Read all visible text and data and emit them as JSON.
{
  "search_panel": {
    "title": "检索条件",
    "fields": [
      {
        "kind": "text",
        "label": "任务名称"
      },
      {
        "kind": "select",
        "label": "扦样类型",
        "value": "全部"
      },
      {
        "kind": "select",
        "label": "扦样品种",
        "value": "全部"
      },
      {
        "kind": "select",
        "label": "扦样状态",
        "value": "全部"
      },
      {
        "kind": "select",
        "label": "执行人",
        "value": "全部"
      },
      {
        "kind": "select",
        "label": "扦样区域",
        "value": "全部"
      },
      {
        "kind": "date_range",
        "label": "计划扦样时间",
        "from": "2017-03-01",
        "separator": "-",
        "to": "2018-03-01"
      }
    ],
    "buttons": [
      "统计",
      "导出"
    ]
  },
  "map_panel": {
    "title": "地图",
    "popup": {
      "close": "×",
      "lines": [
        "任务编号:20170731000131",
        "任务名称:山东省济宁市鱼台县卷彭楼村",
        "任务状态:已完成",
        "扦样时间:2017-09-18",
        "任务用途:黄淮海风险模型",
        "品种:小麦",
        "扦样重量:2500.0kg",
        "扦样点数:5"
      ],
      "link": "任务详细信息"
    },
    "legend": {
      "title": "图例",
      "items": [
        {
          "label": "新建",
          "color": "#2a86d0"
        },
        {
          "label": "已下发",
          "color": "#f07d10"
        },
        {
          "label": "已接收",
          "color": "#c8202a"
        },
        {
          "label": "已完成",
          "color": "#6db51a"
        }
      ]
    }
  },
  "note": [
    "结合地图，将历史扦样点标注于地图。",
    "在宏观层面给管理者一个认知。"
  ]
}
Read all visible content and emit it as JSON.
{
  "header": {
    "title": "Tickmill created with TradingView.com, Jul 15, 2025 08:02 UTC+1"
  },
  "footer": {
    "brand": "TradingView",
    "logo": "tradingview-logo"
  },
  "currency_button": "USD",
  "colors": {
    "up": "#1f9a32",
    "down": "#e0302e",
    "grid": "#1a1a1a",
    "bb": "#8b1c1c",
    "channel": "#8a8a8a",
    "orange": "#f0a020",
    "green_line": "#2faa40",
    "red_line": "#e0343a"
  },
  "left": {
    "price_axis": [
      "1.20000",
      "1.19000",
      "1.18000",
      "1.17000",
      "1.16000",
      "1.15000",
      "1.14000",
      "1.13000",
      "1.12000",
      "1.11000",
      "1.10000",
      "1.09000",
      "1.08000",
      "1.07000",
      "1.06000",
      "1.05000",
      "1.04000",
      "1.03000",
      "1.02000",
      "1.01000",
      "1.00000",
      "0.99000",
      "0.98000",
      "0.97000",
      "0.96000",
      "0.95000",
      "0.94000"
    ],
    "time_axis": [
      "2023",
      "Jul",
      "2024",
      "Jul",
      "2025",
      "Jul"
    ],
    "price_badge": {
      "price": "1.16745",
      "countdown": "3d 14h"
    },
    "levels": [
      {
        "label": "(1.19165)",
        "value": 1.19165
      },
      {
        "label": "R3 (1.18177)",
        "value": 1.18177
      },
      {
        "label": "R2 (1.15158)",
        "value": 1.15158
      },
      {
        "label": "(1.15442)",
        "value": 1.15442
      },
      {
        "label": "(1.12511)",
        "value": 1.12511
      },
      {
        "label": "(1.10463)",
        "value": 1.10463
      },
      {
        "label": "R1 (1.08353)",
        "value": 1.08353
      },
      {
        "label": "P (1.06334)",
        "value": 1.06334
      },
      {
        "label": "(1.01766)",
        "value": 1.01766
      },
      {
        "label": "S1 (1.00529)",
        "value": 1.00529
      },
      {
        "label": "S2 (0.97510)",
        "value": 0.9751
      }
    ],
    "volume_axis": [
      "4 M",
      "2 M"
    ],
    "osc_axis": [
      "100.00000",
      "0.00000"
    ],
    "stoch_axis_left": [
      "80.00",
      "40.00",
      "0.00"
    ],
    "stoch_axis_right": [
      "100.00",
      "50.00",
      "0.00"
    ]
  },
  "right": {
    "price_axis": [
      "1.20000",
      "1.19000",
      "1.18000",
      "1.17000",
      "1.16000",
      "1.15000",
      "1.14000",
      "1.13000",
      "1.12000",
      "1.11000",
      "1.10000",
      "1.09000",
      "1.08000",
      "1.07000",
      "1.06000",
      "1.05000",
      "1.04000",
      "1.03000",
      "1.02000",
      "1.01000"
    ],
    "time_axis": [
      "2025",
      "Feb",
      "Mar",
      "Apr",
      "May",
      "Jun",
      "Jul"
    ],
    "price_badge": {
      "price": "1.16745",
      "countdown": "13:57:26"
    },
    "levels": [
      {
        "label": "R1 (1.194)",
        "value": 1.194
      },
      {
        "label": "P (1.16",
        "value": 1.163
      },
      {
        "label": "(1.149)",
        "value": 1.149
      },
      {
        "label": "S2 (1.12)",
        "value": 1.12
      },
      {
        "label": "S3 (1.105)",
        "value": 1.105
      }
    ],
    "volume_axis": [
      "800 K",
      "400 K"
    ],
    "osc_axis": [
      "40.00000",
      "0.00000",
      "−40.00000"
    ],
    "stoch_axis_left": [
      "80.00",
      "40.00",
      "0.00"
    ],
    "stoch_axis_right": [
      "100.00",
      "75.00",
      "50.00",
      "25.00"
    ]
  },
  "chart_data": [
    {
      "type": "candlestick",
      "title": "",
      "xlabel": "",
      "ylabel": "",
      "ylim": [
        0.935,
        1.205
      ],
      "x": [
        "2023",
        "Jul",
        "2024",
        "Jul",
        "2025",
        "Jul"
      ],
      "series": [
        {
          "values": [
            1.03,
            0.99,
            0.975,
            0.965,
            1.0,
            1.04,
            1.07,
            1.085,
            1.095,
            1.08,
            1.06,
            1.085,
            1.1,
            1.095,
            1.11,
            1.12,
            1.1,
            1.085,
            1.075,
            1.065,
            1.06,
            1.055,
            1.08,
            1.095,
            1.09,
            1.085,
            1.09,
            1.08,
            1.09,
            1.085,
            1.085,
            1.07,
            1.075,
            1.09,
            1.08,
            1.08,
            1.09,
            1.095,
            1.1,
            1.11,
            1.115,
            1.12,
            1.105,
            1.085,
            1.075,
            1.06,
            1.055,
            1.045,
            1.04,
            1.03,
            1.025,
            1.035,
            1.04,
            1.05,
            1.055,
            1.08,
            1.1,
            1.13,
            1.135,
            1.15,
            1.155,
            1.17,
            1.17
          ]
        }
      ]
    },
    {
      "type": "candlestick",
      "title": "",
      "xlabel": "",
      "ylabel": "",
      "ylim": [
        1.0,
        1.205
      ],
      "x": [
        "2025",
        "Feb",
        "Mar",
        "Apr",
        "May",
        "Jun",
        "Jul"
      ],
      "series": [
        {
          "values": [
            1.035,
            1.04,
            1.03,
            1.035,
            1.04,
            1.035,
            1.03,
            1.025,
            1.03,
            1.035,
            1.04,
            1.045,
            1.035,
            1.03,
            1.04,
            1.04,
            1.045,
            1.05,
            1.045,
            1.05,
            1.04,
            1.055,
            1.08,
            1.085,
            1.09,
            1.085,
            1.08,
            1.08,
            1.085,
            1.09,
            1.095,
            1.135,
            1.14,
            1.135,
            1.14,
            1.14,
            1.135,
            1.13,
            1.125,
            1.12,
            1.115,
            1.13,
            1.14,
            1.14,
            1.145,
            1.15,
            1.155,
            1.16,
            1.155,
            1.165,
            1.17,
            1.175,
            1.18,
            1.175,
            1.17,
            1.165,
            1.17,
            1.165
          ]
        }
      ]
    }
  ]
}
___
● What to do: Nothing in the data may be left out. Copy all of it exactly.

● Written answer:
Read all visible text and data and emit them as JSON.
{
  "search_panel": {
    "title": "检索条件",
    "fields": [
      {
        "kind": "text",
        "label": "任务名称"
      },
      {
        "kind": "select",
        "label": "扦样类型",
        "value": "全部"
      },
      {
        "kind": "select",
        "label": "扦样品种",
        "value": "全部"
      },
      {
        "kind": "select",
        "label": "扦样状态",
        "value": "全部"
      },
      {
        "kind": "select",
        "label": "执行人",
        "value": "全部"
      },
      {
        "kind": "select",
        "label": "扦样区域",
        "value": "全部"
      },
      {
        "kind": "date_range",
        "label": "计划扦样时间",
        "from": "2017-03-01",
        "separator": "-",
        "to": "2018-03-01"
      }
    ],
    "buttons": [
      "统计",
      "导出"
    ]
  },
  "map_panel": {
    "title": "地图",
    "popup": {
      "close": "×",
      "lines": [
        "任务编号:20170731000131",
        "任务名称:山东省济宁市鱼台县卷彭楼村",
        "任务状态:已完成",
        "扦样时间:2017-09-18",
        "任务用途:黄淮海风险模型",
        "品种:小麦",
        "扦样重量:2500.0kg",
        "扦样点数:5"
      ],
      "link": "任务详细信息"
    },
    "legend": {
      "title": "图例",
      "items": [
        {
          "label": "新建",
          "color": "#2a86d0"
        },
        {
          "label": "已下发",
          "color": "#f07d10"
        },
        {
          "label": "已接收",
          "color": "#c8202a"
        },
        {
          "label": "已完成",
          "color": "#6db51a"
        }
      ]
    }
  },
  "note": [
    "结合地图，将历史扦样点标注于地图。",
    "在宏观层面给管理者一个认知。"
  ]
}
Read all visible content and emit it as JSON.
{
  "header": {
    "title": "Tickmill created with TradingView.com, Jul 15, 2025 08:02 UTC+1"
  },
  "footer": {
    "brand": "TradingView",
    "logo": "tradingview-logo"
  },
  "currency_button": "USD",
  "colors": {
    "up": "#1f9a32",
    "down": "#e0302e",
    "grid": "#1a1a1a",
    "bb": "#8b1c1c",
    "channel": "#8a8a8a",
    "orange": "#f0a020",
    "green_line": "#2faa40",
    "red_line": "#e0343a"
  },
  "left": {
    "price_axis": [
      "1.20000",
      "1.19000",
      "1.18000",
      "1.17000",
      "1.16000",
      "1.15000",
      "1.14000",
      "1.13000",
      "1.12000",
      "1.11000",
      "1.10000",
      "1.09000",
      "1.08000",
      "1.07000",
      "1.06000",
      "1.05000",
      "1.04000",
      "1.03000",
      "1.02000",
      "1.01000",
      "1.00000",
      "0.99000",
      "0.98000",
      "0.97000",
      "0.96000",
      "0.95000",
      "0.94000"
    ],
    "time_axis": [
      "2023",
      "Jul",
      "2024",
      "Jul",
      "2025",
      "Jul"
    ],
    "price_badge": {
      "price": "1.16745",
      "countdown": "3d 14h"
    },
    "levels": [
      {
        "label": "(1.19165)",
        "value": 1.19165
      },
      {
        "label": "R3 (1.18177)",
        "value": 1.18177
      },
      {
        "label": "R2 (1.15158)",
        "value": 1.15158
      },
      {
        "label": "(1.15442)",
        "value": 1.15442
      },
      {
        "label": "(1.12511)",
        "value": 1.12511
      },
      {
        "label": "(1.10463)",
        "value": 1.10463
      },
      {
        "label": "R1 (1.08353)",
        "value": 1.08353
      },
      {
        "label": "P (1.06334)",
        "value": 1.06334
      },
      {
        "label": "(1.01766)",
        "value": 1.01766
      },
      {
        "label": "S1 (1.00529)",
        "value": 1.00529
      },
      {
        "label": "S2 (0.97510)",
        "value": 0.9751
      }
    ],
    "volume_axis": [
      "4 M",
      "2 M"
    ],
    "osc_axis": [
      "100.00000",
      "0.00000"
    ],
    "stoch_axis_left": [
      "80.00",
      "40.00",
      "0.00"
    ],
    "stoch_axis_right": [
      "100.00",
      "50.00",
      "0.00"
    ]
  },
  "right": {
    "price_axis": [
      "1.20000",
      "1.19000",
      "1.18000",
      "1.17000",
      "1.16000",
      "1.15000",
      "1.14000",
      "1.13000",
      "1.12000",
      "1.11000",
      "1.10000",
      "1.09000",
      "1.08000",
      "1.07000",
      "1.06000",
      "1.05000",
      "1.04000",
      "1.03000",
      "1.02000",
      "1.01000"
    ],
    "time_axis": [
      "2025",
      "Feb",
      "Mar",
      "Apr",
      "May",
      "Jun",
      "Jul"
    ],
    "price_badge": {
      "price": "1.16745",
      "countdown": "13:57:26"
    },
    "levels": [
      {
        "label": "R1 (1.194)",
        "value": 1.194
      },
      {
        "label": "P (1.16",
        "value": 1.163
      },
      {
        "label": "(1.149)",
        "value": 1.149
      },
      {
        "label": "S2 (1.12)",
        "value": 1.12
      },
      {
        "label": "S3 (1.105)",
        "value": 1.105
      }
    ],
    "volume_axis": [
      "800 K",
      "400 K"
    ],
    "osc_axis": [
      "40.00000",
      "0.00000",
      "−40.00000"
    ],
    "stoch_axis_left": [
      "80.00",
      "40.00",
      "0.00"
    ],
    "stoch_axis_right": [
      "100.00",
      "75.00",
      "50.00",
      "25.00"
    ]
  },
  "chart_data": [
    {
      "type": "candlestick",
      "title": "",
      "xlabel": "",
      "ylabel": "",
      "ylim": [
        0.935,
        1.205
      ],
      "x": [
        "2023",
        "Jul",
        "2024",
        "Jul",
        "2025",
        "Jul"
      ],
      "series": [
        {
          "values": [
            1.03,
            0.99,
            0.975,
            0.965,
            1.0,
            1.04,
            1.07,
            1.085,
            1.095,
            1.08,
            1.06,
            1.085,
            1.1,
            1.095,
            1.11,
            1.12,
            1.1,
            1.085,
            1.075,
            1.065,
            1.06,
            1.055,
            1.08,
            1.095,
            1.09,
            1.085,
            1.09,
            1.08,
            1.09,
            1.085,
            1.085,
            1.07,
            1.075,
            1.09,
            1.08,
            1.08,
            1.09,
            1.095,
            1.1,
            1.11,
            1.115,
            1.12,
            1.105,
            1.085,
            1.075,
            1.06,
            1.055,
            1.045,
            1.04,
            1.03,
            1.025,
            1.035,
            1.04,
            1.05,
            1.055,
            1.08,
            1.1,
            1.13,
            1.135,
            1.15,
            1.155,
            1.17,
            1.17
          ]
        }
      ]
    },
    {
      "type": "candlestick",
      "title": "",
      "xlabel": "",
      "ylabel": "",
      "ylim": [
        1.0,
        1.205
      ],
      "x": [
        "2025",
        "Feb",
        "Mar",
        "Apr",
        "May",
        "Jun",
        "Jul"
      ],
      "series": [
        {
          "values": [
            1.035,
            1.04,
            1.03,
            1.035,
            1.04,
            1.035,
            1.03,
            1.025,
            1.03,
            1.035,
            1.04,
            1.045,
            1.035,
            1.03,
            1.04,
            1.04,
            1.045,
            1.05,
            1.045,
            1.05,
            1.04,
            1.055,
            1.08,
            1.085,
            1.09,
            1.085,
            1.08,
            1.08,
            1.085,
            1.09,
            1.095,
            1.135,
            1.14,
            1.135,
            1.14,
            1.14,
            1.135,
            1.13,
            1.125,
            1.12,
            1.115,
            1.13,
            1.14,
            1.14,
            1.145,
            1.15,
            1.155,
            1.16,
            1.155,
            1.165,
            1.17,
            1.175,
            1.18,
            1.175,
            1.17,
            1.165,
            1.17,
            1.165
          ]
        }
      ]
    }
  ]
}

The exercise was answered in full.